Socio-economic impact of rock bund construction for small farmers of Bam Province/Burkina Faso
Soil degradation has made erosion control and water harvesting an important measure in most of sub-Sahelian Western Africa. The construction of stone lines, dikes and dams has been proven a sustainable measure which is widely accepted by the rural population of northern Burkina Faso. The objective of a field study which was conducted in Bam Province from 1992 to 1994 was to investigate economic profitability of erosion control measures under farmers' conditions on household level and for different household sub-groups. Main aspects concerned yield changes in small farmers' staple food grain production of sorghum and millet as well as the competition of rock bund construction with other dry season activities. Based on farm surveys, assessment of impact on farmers' fields, investment calculations and risk considerations examined different types of costs: construction and maintenance costs, opportunity costs of dry season activities as well as subsidies offered by development organizations. Results show a high dependence of investment on opportunity costs of family labor and the competition of dry season activities to resource conservation. Farmers' perception of weather induced harvest failure and conservation induced harvest gains makes risk an important factor in rock bund construction. Women as one of the major household sub-groups have no rock bunds on their individual plots and only gain from resource conservation by family fields.
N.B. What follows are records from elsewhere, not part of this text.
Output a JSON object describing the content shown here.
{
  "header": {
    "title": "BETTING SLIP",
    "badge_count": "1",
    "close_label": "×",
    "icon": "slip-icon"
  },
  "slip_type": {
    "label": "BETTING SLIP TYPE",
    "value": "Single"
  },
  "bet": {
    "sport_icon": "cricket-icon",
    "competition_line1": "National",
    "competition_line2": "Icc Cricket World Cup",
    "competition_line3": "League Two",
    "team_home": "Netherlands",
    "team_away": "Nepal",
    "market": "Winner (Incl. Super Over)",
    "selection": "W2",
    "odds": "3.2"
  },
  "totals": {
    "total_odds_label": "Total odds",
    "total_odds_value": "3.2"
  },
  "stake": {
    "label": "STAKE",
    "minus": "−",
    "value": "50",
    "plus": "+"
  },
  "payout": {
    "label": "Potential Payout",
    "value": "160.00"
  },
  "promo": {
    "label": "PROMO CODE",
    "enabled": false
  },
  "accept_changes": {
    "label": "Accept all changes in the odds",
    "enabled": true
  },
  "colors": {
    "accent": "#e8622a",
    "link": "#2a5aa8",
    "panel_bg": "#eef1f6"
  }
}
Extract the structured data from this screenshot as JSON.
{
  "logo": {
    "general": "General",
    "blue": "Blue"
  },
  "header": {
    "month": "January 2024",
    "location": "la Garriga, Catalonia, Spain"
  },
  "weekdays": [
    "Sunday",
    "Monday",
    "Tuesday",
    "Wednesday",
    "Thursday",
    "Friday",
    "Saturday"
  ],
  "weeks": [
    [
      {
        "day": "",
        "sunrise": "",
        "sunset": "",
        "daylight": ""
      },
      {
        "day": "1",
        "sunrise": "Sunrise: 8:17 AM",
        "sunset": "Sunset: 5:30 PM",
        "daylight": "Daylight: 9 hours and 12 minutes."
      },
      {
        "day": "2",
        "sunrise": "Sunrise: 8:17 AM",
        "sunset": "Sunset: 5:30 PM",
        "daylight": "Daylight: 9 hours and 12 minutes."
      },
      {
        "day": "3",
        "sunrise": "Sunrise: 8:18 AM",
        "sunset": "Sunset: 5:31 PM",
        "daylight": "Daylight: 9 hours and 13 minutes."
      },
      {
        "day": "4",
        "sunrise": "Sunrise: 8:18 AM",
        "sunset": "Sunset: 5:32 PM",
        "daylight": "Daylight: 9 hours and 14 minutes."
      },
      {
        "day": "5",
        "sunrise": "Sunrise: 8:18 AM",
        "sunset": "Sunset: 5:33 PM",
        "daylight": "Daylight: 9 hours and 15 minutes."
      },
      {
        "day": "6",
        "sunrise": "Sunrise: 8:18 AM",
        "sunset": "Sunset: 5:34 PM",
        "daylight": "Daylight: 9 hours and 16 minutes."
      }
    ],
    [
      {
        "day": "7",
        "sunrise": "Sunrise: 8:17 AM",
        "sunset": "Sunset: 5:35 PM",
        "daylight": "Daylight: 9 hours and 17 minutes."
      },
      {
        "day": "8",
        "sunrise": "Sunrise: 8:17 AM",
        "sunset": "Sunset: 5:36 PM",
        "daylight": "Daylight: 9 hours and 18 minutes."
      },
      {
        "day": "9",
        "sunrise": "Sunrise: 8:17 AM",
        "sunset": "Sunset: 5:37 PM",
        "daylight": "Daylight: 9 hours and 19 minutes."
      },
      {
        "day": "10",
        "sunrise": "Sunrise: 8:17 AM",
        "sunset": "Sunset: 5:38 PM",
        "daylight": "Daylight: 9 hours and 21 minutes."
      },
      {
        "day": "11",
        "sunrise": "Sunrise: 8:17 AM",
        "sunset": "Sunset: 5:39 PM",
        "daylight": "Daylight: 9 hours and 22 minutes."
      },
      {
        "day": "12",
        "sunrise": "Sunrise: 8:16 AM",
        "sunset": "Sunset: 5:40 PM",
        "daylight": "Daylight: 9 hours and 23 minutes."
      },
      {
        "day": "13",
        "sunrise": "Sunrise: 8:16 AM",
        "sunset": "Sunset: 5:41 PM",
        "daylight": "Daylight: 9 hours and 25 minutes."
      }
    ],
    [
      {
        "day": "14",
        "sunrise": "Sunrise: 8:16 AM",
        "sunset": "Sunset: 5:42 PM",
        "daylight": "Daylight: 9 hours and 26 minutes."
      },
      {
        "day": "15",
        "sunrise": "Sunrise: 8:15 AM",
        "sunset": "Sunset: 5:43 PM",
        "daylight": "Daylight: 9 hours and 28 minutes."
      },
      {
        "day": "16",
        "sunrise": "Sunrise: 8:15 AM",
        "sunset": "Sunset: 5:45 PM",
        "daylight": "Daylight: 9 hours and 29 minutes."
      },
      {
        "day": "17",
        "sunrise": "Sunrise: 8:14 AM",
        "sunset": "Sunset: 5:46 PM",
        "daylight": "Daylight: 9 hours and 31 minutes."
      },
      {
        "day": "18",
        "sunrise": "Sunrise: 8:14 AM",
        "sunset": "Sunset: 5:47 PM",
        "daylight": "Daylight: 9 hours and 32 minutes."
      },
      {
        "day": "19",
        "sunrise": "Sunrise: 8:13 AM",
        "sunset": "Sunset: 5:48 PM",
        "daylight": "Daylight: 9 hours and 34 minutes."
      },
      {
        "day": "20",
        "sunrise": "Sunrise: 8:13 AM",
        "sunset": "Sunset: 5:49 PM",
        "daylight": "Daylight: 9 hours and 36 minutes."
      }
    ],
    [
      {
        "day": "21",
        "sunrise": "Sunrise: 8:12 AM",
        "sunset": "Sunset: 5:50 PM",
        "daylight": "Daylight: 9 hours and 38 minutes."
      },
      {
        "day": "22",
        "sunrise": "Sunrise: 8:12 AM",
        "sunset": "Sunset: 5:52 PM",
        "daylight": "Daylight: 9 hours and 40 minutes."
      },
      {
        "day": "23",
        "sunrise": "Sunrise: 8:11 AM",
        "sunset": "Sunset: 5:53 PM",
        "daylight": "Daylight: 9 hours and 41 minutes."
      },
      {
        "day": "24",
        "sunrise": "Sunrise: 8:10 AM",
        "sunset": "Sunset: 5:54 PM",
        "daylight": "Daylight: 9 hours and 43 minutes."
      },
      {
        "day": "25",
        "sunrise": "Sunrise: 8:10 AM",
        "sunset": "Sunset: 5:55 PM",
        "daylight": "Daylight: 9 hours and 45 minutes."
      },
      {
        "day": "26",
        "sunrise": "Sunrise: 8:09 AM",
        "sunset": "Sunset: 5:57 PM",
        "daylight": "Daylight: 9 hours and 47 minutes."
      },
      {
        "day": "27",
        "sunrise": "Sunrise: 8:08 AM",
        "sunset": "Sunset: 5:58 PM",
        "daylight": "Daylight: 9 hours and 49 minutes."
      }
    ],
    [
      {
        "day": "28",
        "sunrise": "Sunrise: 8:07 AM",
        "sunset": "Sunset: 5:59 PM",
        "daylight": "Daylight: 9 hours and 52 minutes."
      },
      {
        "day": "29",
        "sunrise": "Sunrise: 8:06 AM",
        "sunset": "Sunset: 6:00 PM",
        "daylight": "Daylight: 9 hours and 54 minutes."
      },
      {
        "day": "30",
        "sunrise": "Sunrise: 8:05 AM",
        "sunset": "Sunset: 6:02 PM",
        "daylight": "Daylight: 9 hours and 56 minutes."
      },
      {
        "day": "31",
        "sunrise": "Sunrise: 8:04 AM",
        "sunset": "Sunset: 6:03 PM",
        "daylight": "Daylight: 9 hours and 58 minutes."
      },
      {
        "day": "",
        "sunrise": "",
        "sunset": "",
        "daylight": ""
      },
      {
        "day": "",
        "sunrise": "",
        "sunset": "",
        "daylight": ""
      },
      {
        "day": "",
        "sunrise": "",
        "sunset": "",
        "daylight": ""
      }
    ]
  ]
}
So far, it can not be guaranteed that women's economic position is stabilized by resource conservation.